» **Materials provided**
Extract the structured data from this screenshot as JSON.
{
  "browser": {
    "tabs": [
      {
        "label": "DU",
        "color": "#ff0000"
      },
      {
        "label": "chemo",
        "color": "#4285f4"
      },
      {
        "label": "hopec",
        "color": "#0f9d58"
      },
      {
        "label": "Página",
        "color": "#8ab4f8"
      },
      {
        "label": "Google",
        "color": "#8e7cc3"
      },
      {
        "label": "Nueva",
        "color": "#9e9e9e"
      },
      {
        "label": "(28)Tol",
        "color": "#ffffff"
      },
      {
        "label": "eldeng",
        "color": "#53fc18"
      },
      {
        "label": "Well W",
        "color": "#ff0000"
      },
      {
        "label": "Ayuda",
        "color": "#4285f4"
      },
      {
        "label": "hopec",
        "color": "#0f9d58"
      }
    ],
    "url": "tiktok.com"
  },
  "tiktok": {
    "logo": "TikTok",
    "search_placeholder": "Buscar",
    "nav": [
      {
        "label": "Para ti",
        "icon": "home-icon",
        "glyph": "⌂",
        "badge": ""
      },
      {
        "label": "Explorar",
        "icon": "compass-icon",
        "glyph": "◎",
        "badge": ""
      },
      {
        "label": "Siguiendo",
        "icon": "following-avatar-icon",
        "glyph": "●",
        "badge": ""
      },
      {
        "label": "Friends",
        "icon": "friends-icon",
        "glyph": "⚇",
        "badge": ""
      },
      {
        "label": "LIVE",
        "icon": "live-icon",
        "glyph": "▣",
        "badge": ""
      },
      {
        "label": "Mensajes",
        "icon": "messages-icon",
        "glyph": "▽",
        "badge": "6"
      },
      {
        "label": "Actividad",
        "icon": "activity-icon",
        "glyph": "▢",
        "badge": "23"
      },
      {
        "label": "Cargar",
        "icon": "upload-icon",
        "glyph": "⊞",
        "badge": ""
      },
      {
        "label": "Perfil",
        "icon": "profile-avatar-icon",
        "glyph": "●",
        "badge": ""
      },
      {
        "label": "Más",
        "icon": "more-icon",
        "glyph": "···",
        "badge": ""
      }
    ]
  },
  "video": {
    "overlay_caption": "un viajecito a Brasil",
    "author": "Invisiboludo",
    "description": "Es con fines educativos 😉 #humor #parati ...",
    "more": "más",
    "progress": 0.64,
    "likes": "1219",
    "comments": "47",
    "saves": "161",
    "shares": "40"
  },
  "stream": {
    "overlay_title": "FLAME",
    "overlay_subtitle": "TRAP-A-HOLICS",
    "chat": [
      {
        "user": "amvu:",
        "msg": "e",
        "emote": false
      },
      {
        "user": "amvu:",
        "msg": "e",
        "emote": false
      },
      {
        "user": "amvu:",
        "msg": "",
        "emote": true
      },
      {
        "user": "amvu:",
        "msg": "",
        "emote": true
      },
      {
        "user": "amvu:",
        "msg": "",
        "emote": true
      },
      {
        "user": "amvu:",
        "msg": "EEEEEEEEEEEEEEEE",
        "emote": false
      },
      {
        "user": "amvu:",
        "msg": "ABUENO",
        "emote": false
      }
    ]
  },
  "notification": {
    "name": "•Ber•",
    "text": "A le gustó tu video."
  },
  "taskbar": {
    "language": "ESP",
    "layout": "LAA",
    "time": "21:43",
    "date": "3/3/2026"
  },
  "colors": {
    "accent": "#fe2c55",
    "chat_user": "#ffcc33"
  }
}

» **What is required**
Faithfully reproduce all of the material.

» **Response for this exercise**
Extract the structured data from this screenshot as JSON.
{
  "browser": {
    "tabs": [
      {
        "label": "DU",
        "color": "#ff0000"
      },
      {
        "label": "chemo",
        "color": "#4285f4"
      },
      {
        "label": "hopec",
        "color": "#0f9d58"
      },
      {
        "label": "Página",
        "color": "#8ab4f8"
      },
      {
        "label": "Google",
        "color": "#8e7cc3"
      },
      {
        "label": "Nueva",
        "color": "#9e9e9e"
      },
      {
        "label": "(28)Tol",
        "color": "#ffffff"
      },
      {
        "label": "eldeng",
        "color": "#53fc18"
      },
      {
        "label": "Well W",
        "color": "#ff0000"
      },
      {
        "label": "Ayuda",
        "color": "#4285f4"
      },
      {
        "label": "hopec",
        "color": "#0f9d58"
      }
    ],
    "url": "tiktok.com"
  },
  "tiktok": {
    "logo": "TikTok",
    "search_placeholder": "Buscar",
    "nav": [
      {
        "label": "Para ti",
        "icon": "home-icon",
        "glyph": "⌂",
        "badge": ""
      },
      {
        "label": "Explorar",
        "icon": "compass-icon",
        "glyph": "◎",
        "badge": ""
      },
      {
        "label": "Siguiendo",
        "icon": "following-avatar-icon",
        "glyph": "●",
        "badge": ""
      },
      {
        "label": "Friends",
        "icon": "friends-icon",
        "glyph": "⚇",
        "badge": ""
      },
      {
        "label": "LIVE",
        "icon": "live-icon",
        "glyph": "▣",
        "badge": ""
      },
      {
        "label": "Mensajes",
        "icon": "messages-icon",
        "glyph": "▽",
        "badge": "6"
      },
      {
        "label": "Actividad",
        "icon": "activity-icon",
        "glyph": "▢",
        "badge": "23"
      },
      {
        "label": "Cargar",
        "icon": "upload-icon",
        "glyph": "⊞",
        "badge": ""
      },
      {
        "label": "Perfil",
        "icon": "profile-avatar-icon",
        "glyph": "●",
        "badge": ""
      },
      {
        "label": "Más",
        "icon": "more-icon",
        "glyph": "···",
        "badge": ""
      }
    ]
  },
  "video": {
    "overlay_caption": "un viajecito a Brasil",
    "author": "Invisiboludo",
    "description": "Es con fines educativos 😉 #humor #parati ...",
    "more": "más",
    "progress": 0.64,
    "likes": "1219",
    "comments": "47",
    "saves": "161",
    "shares": "40"
  },
  "stream": {
    "overlay_title": "FLAME",
    "overlay_subtitle": "TRAP-A-HOLICS",
    "chat": [
      {
        "user": "amvu:",
        "msg": "e",
        "emote": false
      },
      {
        "user": "amvu:",
        "msg": "e",
        "emote": false
      },
      {
        "user": "amvu:",
        "msg": "",
        "emote": true
      },
      {
        "user": "amvu:",
        "msg": "",
        "emote": true
      },
      {
        "user": "amvu:",
        "msg": "",
        "emote": true
      },
      {
        "user": "amvu:",
        "msg": "EEEEEEEEEEEEEEEE",
        "emote": false
      },
      {
        "user": "amvu:",
        "msg": "ABUENO",
        "emote": false
      }
    ]
  },
  "notification": {
    "name": "•Ber•",
    "text": "A le gustó tu video."
  },
  "taskbar": {
    "language": "ESP",
    "layout": "LAA",
    "time": "21:43",
    "date": "3/3/2026"
  },
  "colors": {
    "accent": "#fe2c55",
    "chat_user": "#ffcc33"
  }
}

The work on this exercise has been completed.